>>>

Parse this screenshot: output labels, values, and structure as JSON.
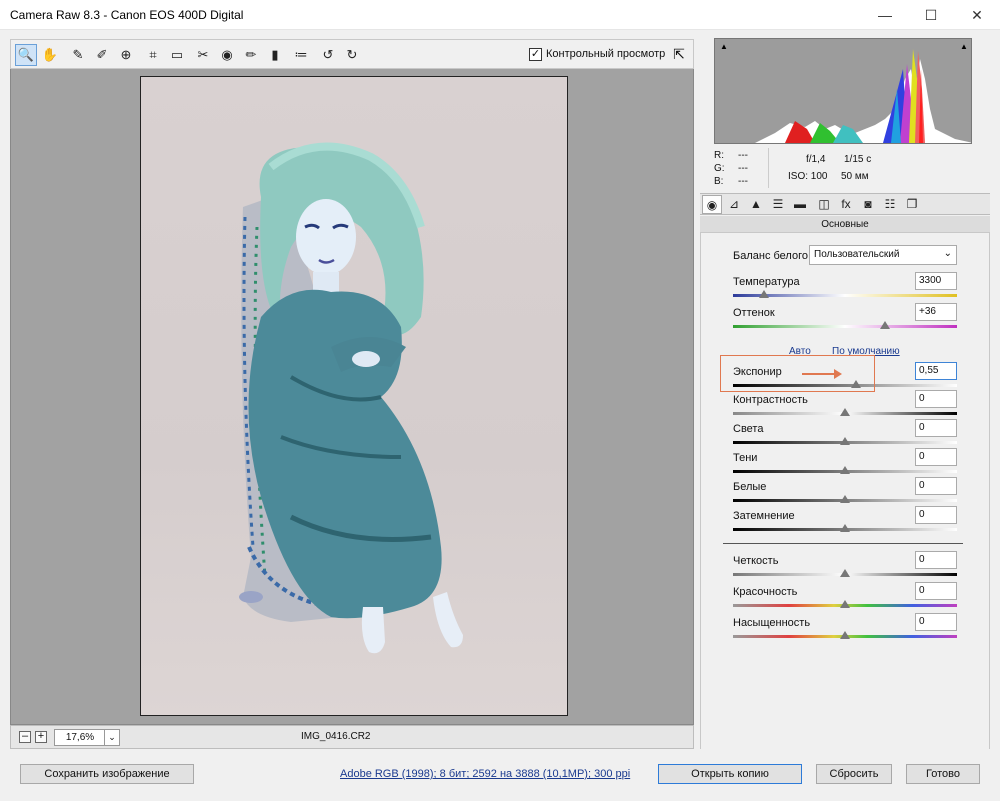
{
  "window": {
    "title": "Camera Raw 8.3  -  Canon EOS 400D Digital",
    "min_glyph": "—",
    "max_glyph": "☐",
    "close_glyph": "✕"
  },
  "toolbar": {
    "tools": [
      {
        "name": "zoom-tool",
        "glyph": "🔍"
      },
      {
        "name": "hand-tool",
        "glyph": "✋"
      },
      {
        "name": "white-balance-tool",
        "glyph": "✎"
      },
      {
        "name": "color-sampler-tool",
        "glyph": "✐"
      },
      {
        "name": "targeted-adjustment-tool",
        "glyph": "⊕"
      },
      {
        "name": "crop-tool",
        "glyph": "⌗"
      },
      {
        "name": "straighten-tool",
        "glyph": "▭"
      },
      {
        "name": "spot-removal-tool",
        "glyph": "✂"
      },
      {
        "name": "red-eye-tool",
        "glyph": "◉"
      },
      {
        "name": "adjustment-brush-tool",
        "glyph": "✏"
      },
      {
        "name": "graduated-filter-tool",
        "glyph": "▮"
      },
      {
        "name": "radial-filter-tool",
        "glyph": "≔"
      },
      {
        "name": "rotate-left-tool",
        "glyph": "↺"
      },
      {
        "name": "rotate-right-tool",
        "glyph": "↻"
      }
    ],
    "preview_label": "Контрольный просмотр",
    "preview_checked": "✓",
    "fullscreen_glyph": "⇱"
  },
  "status": {
    "zoom_out": "–",
    "zoom_in": "+",
    "zoom_value": "17,6%",
    "zoom_arrow": "⌄",
    "filename": "IMG_0416.CR2"
  },
  "readout": {
    "r_label": "R:",
    "g_label": "G:",
    "b_label": "B:",
    "r_value": "---",
    "g_value": "---",
    "b_value": "---",
    "aperture": "f/1,4",
    "shutter": "1/15 с",
    "iso": "ISO: 100",
    "focal": "50 мм"
  },
  "panel": {
    "title": "Основные",
    "tabs": [
      "◉",
      "⊿",
      "▲",
      "☰",
      "▬",
      "◫",
      "fx",
      "◙",
      "☷",
      "❐"
    ],
    "wb_label": "Баланс белого:",
    "wb_value": "Пользовательский",
    "wb_arrow": "⌄",
    "auto_link": "Авто",
    "default_link": "По умолчанию",
    "sliders": [
      {
        "label": "Температура",
        "value": "3300",
        "position": 0.14
      },
      {
        "label": "Оттенок",
        "value": "+36",
        "position": 0.68
      },
      {
        "label": "Экспонир",
        "value": "0,55",
        "position": 0.55
      },
      {
        "label": "Контрастность",
        "value": "0",
        "position": 0.5
      },
      {
        "label": "Света",
        "value": "0",
        "position": 0.5
      },
      {
        "label": "Тени",
        "value": "0",
        "position": 0.5
      },
      {
        "label": "Белые",
        "value": "0",
        "position": 0.5
      },
      {
        "label": "Затемнение",
        "value": "0",
        "position": 0.5
      },
      {
        "label": "Четкость",
        "value": "0",
        "position": 0.5
      },
      {
        "label": "Красочность",
        "value": "0",
        "position": 0.5
      },
      {
        "label": "Насыщенность",
        "value": "0",
        "position": 0.5
      }
    ]
  },
  "footer": {
    "save_label": "Сохранить изображение",
    "info_link": "Adobe RGB (1998); 8 бит; 2592 на 3888 (10,1МР); 300 ppi",
    "open_label": "Открыть копию",
    "reset_label": "Сбросить",
    "done_label": "Готово"
  },
  "colors": {
    "accent": "#2d7bd8",
    "highlight": "#e07850"
  }
}
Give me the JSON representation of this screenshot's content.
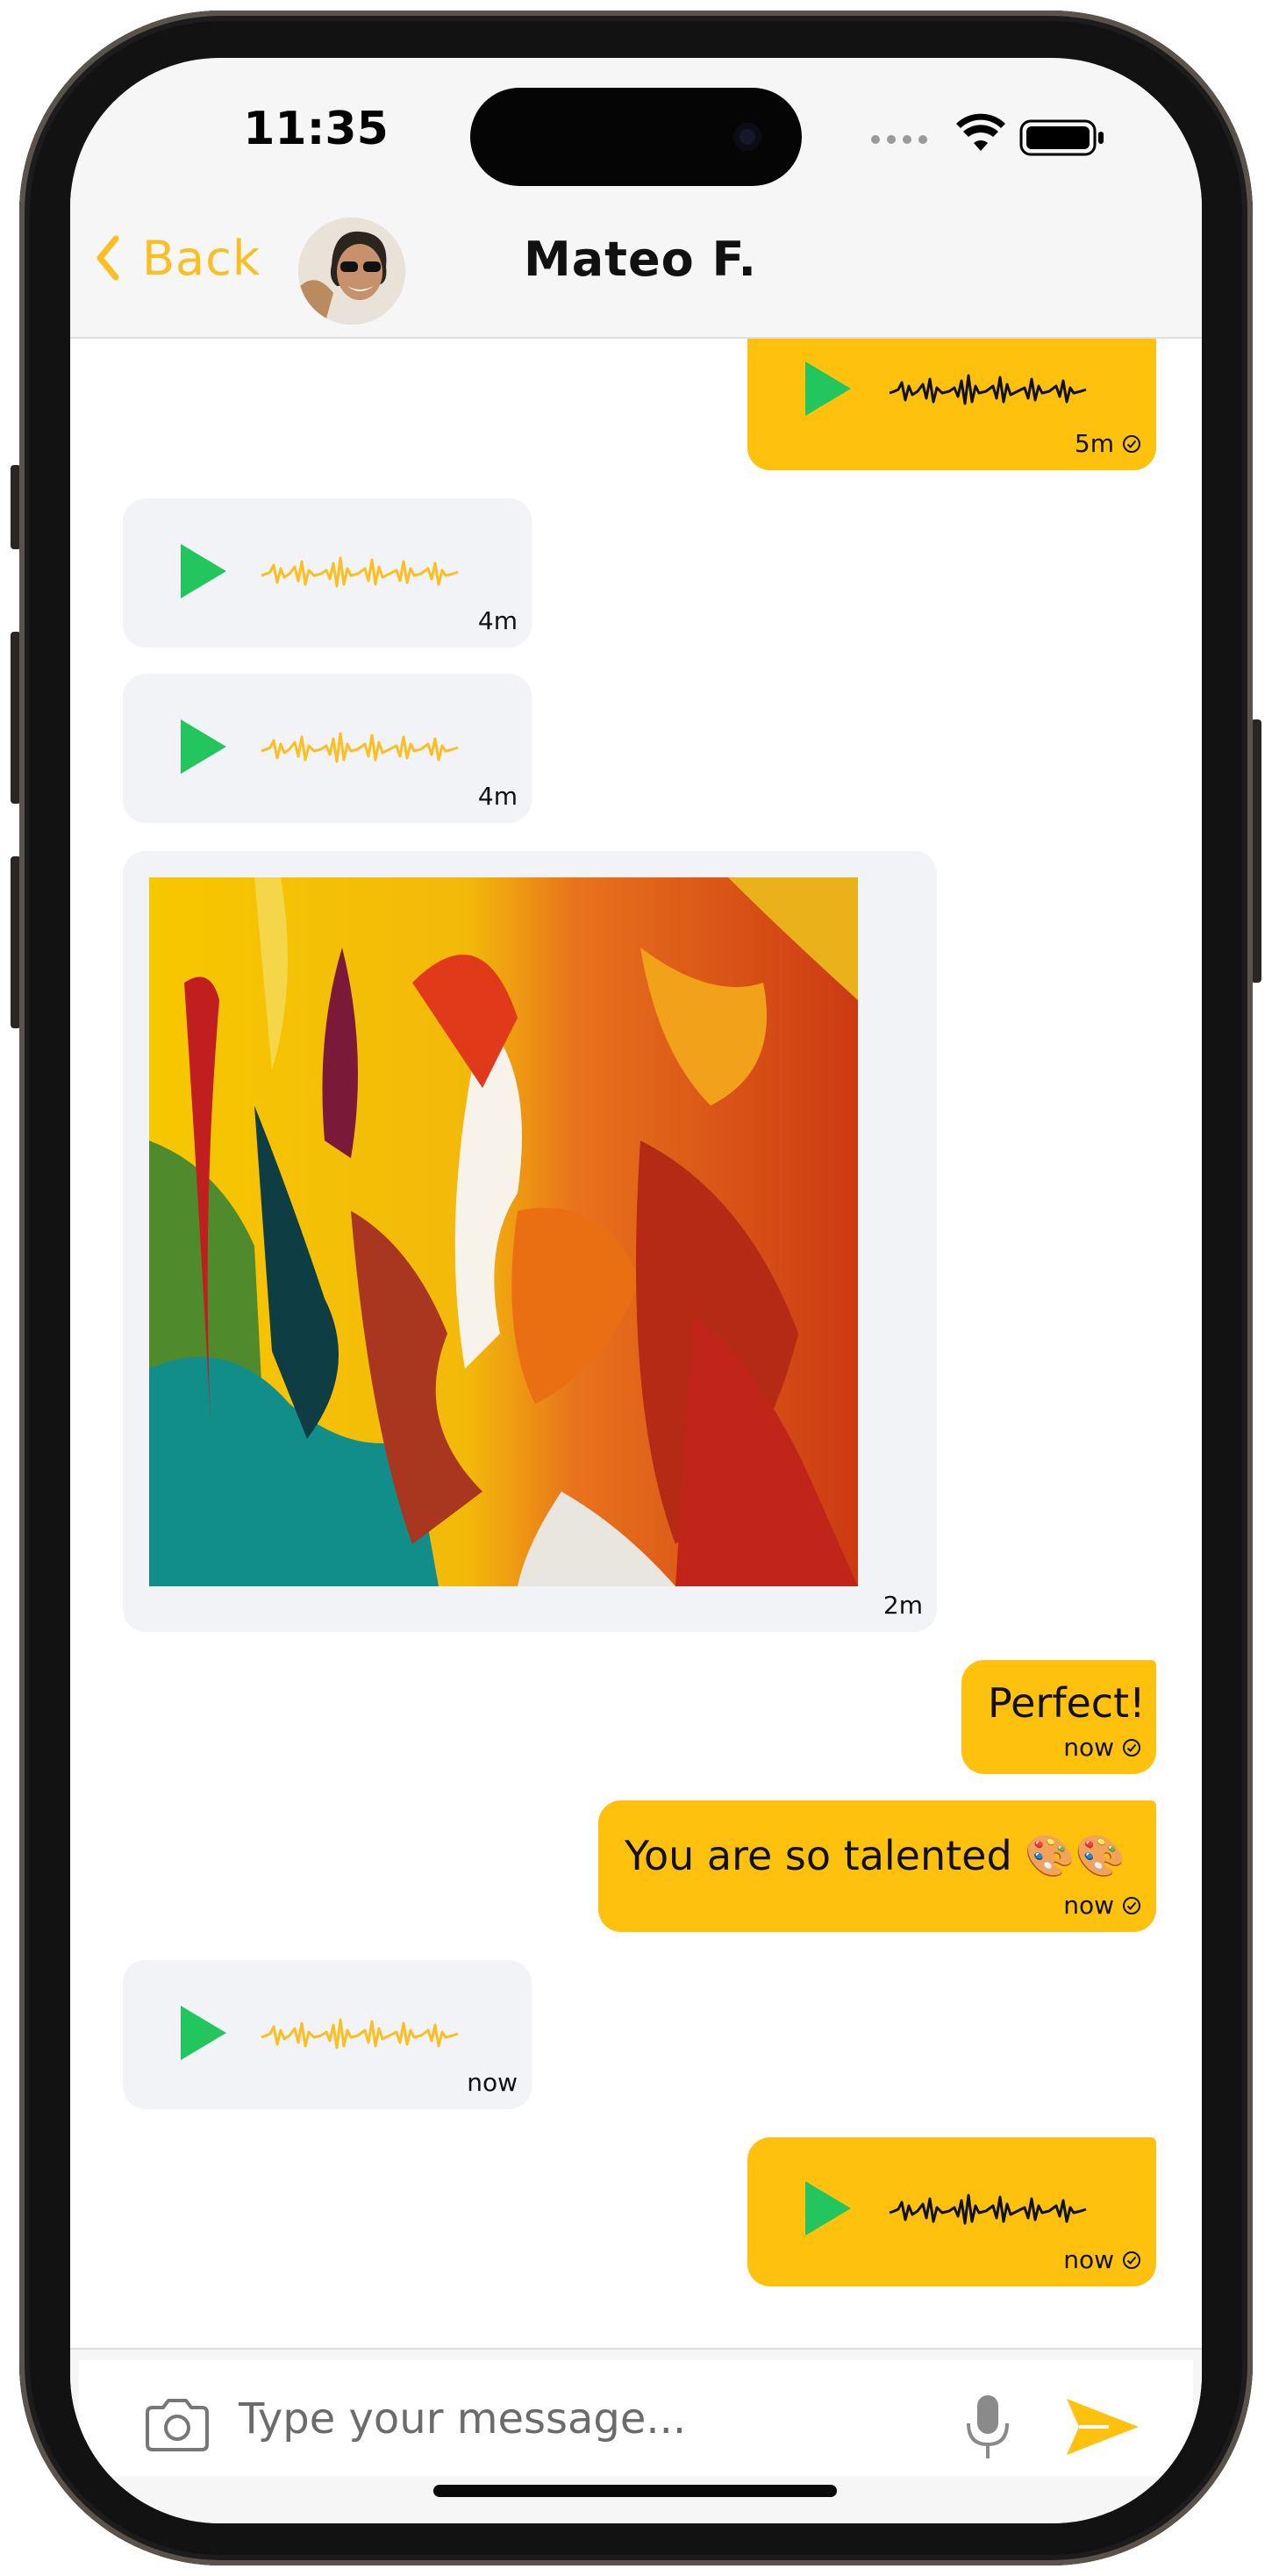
{
  "status_bar": {
    "time": "11:35"
  },
  "header": {
    "back_label": "Back",
    "contact_name": "Mateo F."
  },
  "messages": [
    {
      "id": "m1",
      "type": "voice",
      "direction": "outgoing",
      "time": "5m",
      "read_receipt": true
    },
    {
      "id": "m2",
      "type": "voice",
      "direction": "incoming",
      "time": "4m"
    },
    {
      "id": "m3",
      "type": "voice",
      "direction": "incoming",
      "time": "4m"
    },
    {
      "id": "m4",
      "type": "image",
      "direction": "incoming",
      "time": "2m",
      "image": "abstract-painting"
    },
    {
      "id": "m5",
      "type": "text",
      "direction": "outgoing",
      "text": "Perfect!",
      "time": "now",
      "read_receipt": true
    },
    {
      "id": "m6",
      "type": "text",
      "direction": "outgoing",
      "text": "You are so talented 🎨🎨",
      "time": "now",
      "read_receipt": true
    },
    {
      "id": "m7",
      "type": "voice",
      "direction": "incoming",
      "time": "now"
    },
    {
      "id": "m8",
      "type": "voice",
      "direction": "outgoing",
      "time": "now",
      "read_receipt": true
    }
  ],
  "composer": {
    "placeholder": "Type your message...",
    "value": ""
  },
  "icons": {
    "back": "chevron-left-icon",
    "camera": "camera-icon",
    "mic": "microphone-icon",
    "send": "send-icon",
    "play": "play-icon",
    "waveform": "waveform-icon",
    "read": "check-circle-icon"
  },
  "colors": {
    "accent": "#fec20e",
    "back_text": "#fbbf24",
    "play": "#22c55e",
    "incoming_bubble": "#f2f3f6"
  }
}
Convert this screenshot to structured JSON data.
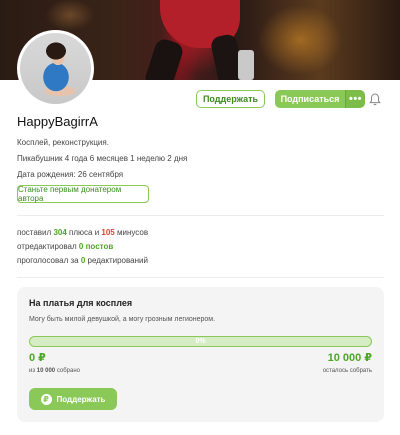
{
  "profile": {
    "username": "HappyBagirrA",
    "description": "Косплей, реконструкция.",
    "tenure": "Пикабушник 4 года 6 месяцев 1 неделю 2 дня",
    "birthday": "Дата рождения: 26 сентября",
    "donate_first_label": "Станьте первым донатером автора"
  },
  "actions": {
    "support_label": "Поддержать",
    "subscribe_label": "Подписаться",
    "more_label": "•••"
  },
  "stats": {
    "line1_prefix": "поставил",
    "pluses": "304",
    "line1_mid": "плюса и",
    "minuses": "105",
    "line1_suffix": "минусов",
    "line2_prefix": "отредактировал",
    "edited_posts": "0 постов",
    "line3_prefix": "проголосовал за",
    "voted_edits": "0",
    "line3_suffix": "редактирований"
  },
  "fundraiser": {
    "title": "На платья для косплея",
    "description": "Могу быть милой девушкой, а могу грозным легионером.",
    "progress_label": "0%",
    "progress_fraction": 0,
    "collected": "0 ₽",
    "collected_sub_prefix": "из",
    "collected_sub_amount": "10 000",
    "collected_sub_suffix": "собрано",
    "goal": "10 000 ₽",
    "goal_sub": "осталось собрать",
    "donate_label": "Поддержать",
    "ruble_symbol": "₽"
  },
  "colors": {
    "accent_green": "#8ac858",
    "text_green": "#4ea628",
    "text_red": "#d84432"
  },
  "icons": {
    "bell": "bell-icon",
    "ruble": "ruble-icon"
  }
}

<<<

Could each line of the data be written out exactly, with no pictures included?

Parse this screenshot: output labels, values, and structure as JSON.
{
  "window": {
    "title": "Camera Raw 8.3  -  Canon EOS 400D Digital",
    "min_glyph": "—",
    "max_glyph": "☐",
    "close_glyph": "✕"
  },
  "toolbar": {
    "tools": [
      {
        "name": "zoom-tool",
        "glyph": "🔍"
      },
      {
        "name": "hand-tool",
        "glyph": "✋"
      },
      {
        "name": "white-balance-tool",
        "glyph": "✎"
      },
      {
        "name": "color-sampler-tool",
        "glyph": "✐"
      },
      {
        "name": "targeted-adjustment-tool",
        "glyph": "⊕"
      },
      {
        "name": "crop-tool",
        "glyph": "⌗"
      },
      {
        "name": "straighten-tool",
        "glyph": "▭"
      },
      {
        "name": "spot-removal-tool",
        "glyph": "✂"
      },
      {
        "name": "red-eye-tool",
        "glyph": "◉"
      },
      {
        "name": "adjustment-brush-tool",
        "glyph": "✏"
      },
      {
        "name": "graduated-filter-tool",
        "glyph": "▮"
      },
      {
        "name": "radial-filter-tool",
        "glyph": "≔"
      },
      {
        "name": "rotate-left-tool",
        "glyph": "↺"
      },
      {
        "name": "rotate-right-tool",
        "glyph": "↻"
      }
    ],
    "preview_label": "Контрольный просмотр",
    "preview_checked": "✓",
    "fullscreen_glyph": "⇱"
  },
  "status": {
    "zoom_out": "–",
    "zoom_in": "+",
    "zoom_value": "17,6%",
    "zoom_arrow": "⌄",
    "filename": "IMG_0416.CR2"
  },
  "readout": {
    "r_label": "R:",
    "g_label": "G:",
    "b_label": "B:",
    "r_value": "---",
    "g_value": "---",
    "b_value": "---",
    "aperture": "f/1,4",
    "shutter": "1/15 с",
    "iso": "ISO: 100",
    "focal": "50 мм"
  },
  "panel": {
    "title": "Основные",
    "tabs": [
      "◉",
      "⊿",
      "▲",
      "☰",
      "▬",
      "◫",
      "fx",
      "◙",
      "☷",
      "❐"
    ],
    "wb_label": "Баланс белого:",
    "wb_value": "Пользовательский",
    "wb_arrow": "⌄",
    "auto_link": "Авто",
    "default_link": "По умолчанию",
    "sliders": [
      {
        "label": "Температура",
        "value": "3300",
        "position": 0.14
      },
      {
        "label": "Оттенок",
        "value": "+36",
        "position": 0.68
      },
      {
        "label": "Экспонир",
        "value": "0,55",
        "position": 0.55
      },
      {
        "label": "Контрастность",
        "value": "0",
        "position": 0.5
      },
      {
        "label": "Света",
        "value": "0",
        "position": 0.5
      },
      {
        "label": "Тени",
        "value": "0",
        "position": 0.5
      },
      {
        "label": "Белые",
        "value": "0",
        "position": 0.5
      },
      {
        "label": "Затемнение",
        "value": "0",
        "position": 0.5
      },
      {
        "label": "Четкость",
        "value": "0",
        "position": 0.5
      },
      {
        "label": "Красочность",
        "value": "0",
        "position": 0.5
      },
      {
        "label": "Насыщенность",
        "value": "0",
        "position": 0.5
      }
    ]
  },
  "footer": {
    "save_label": "Сохранить изображение",
    "info_link": "Adobe RGB (1998); 8 бит; 2592 на 3888 (10,1МР); 300 ppi",
    "open_label": "Открыть копию",
    "reset_label": "Сбросить",
    "done_label": "Готово"
  },
  "colors": {
    "accent": "#2d7bd8",
    "highlight": "#e07850"
  }
}
Give me the JSON representation of this screenshot's content.
{
  "status_bar": {
    "time": "11:35"
  },
  "header": {
    "back_label": "Back",
    "contact_name": "Mateo F."
  },
  "messages": [
    {
      "id": "m1",
      "type": "voice",
      "direction": "outgoing",
      "time": "5m",
      "read_receipt": true
    },
    {
      "id": "m2",
      "type": "voice",
      "direction": "incoming",
      "time": "4m"
    },
    {
      "id": "m3",
      "type": "voice",
      "direction": "incoming",
      "time": "4m"
    },
    {
      "id": "m4",
      "type": "image",
      "direction": "incoming",
      "time": "2m",
      "image": "abstract-painting"
    },
    {
      "id": "m5",
      "type": "text",
      "direction": "outgoing",
      "text": "Perfect!",
      "time": "now",
      "read_receipt": true
    },
    {
      "id": "m6",
      "type": "text",
      "direction": "outgoing",
      "text": "You are so talented 🎨🎨",
      "time": "now",
      "read_receipt": true
    },
    {
      "id": "m7",
      "type": "voice",
      "direction": "incoming",
      "time": "now"
    },
    {
      "id": "m8",
      "type": "voice",
      "direction": "outgoing",
      "time": "now",
      "read_receipt": true
    }
  ],
  "composer": {
    "placeholder": "Type your message...",
    "value": ""
  },
  "icons": {
    "back": "chevron-left-icon",
    "camera": "camera-icon",
    "mic": "microphone-icon",
    "send": "send-icon",
    "play": "play-icon",
    "waveform": "waveform-icon",
    "read": "check-circle-icon"
  },
  "colors": {
    "accent": "#fec20e",
    "back_text": "#fbbf24",
    "play": "#22c55e",
    "incoming_bubble": "#f2f3f6"
  }
}
Convert this screenshot to structured JSON data.
{
  "profile": {
    "username": "HappyBagirrA",
    "description": "Косплей, реконструкция.",
    "tenure": "Пикабушник 4 года 6 месяцев 1 неделю 2 дня",
    "birthday": "Дата рождения: 26 сентября",
    "donate_first_label": "Станьте первым донатером автора"
  },
  "actions": {
    "support_label": "Поддержать",
    "subscribe_label": "Подписаться",
    "more_label": "•••"
  },
  "stats": {
    "line1_prefix": "поставил",
    "pluses": "304",
    "line1_mid": "плюса и",
    "minuses": "105",
    "line1_suffix": "минусов",
    "line2_prefix": "отредактировал",
    "edited_posts": "0 постов",
    "line3_prefix": "проголосовал за",
    "voted_edits": "0",
    "line3_suffix": "редактирований"
  },
  "fundraiser": {
    "title": "На платья для косплея",
    "description": "Могу быть милой девушкой, а могу грозным легионером.",
    "progress_label": "0%",
    "progress_fraction": 0,
    "collected": "0 ₽",
    "collected_sub_prefix": "из",
    "collected_sub_amount": "10 000",
    "collected_sub_suffix": "собрано",
    "goal": "10 000 ₽",
    "goal_sub": "осталось собрать",
    "donate_label": "Поддержать",
    "ruble_symbol": "₽"
  },
  "colors": {
    "accent_green": "#8ac858",
    "text_green": "#4ea628",
    "text_red": "#d84432"
  },
  "icons": {
    "bell": "bell-icon",
    "ruble": "ruble-icon"
  }
}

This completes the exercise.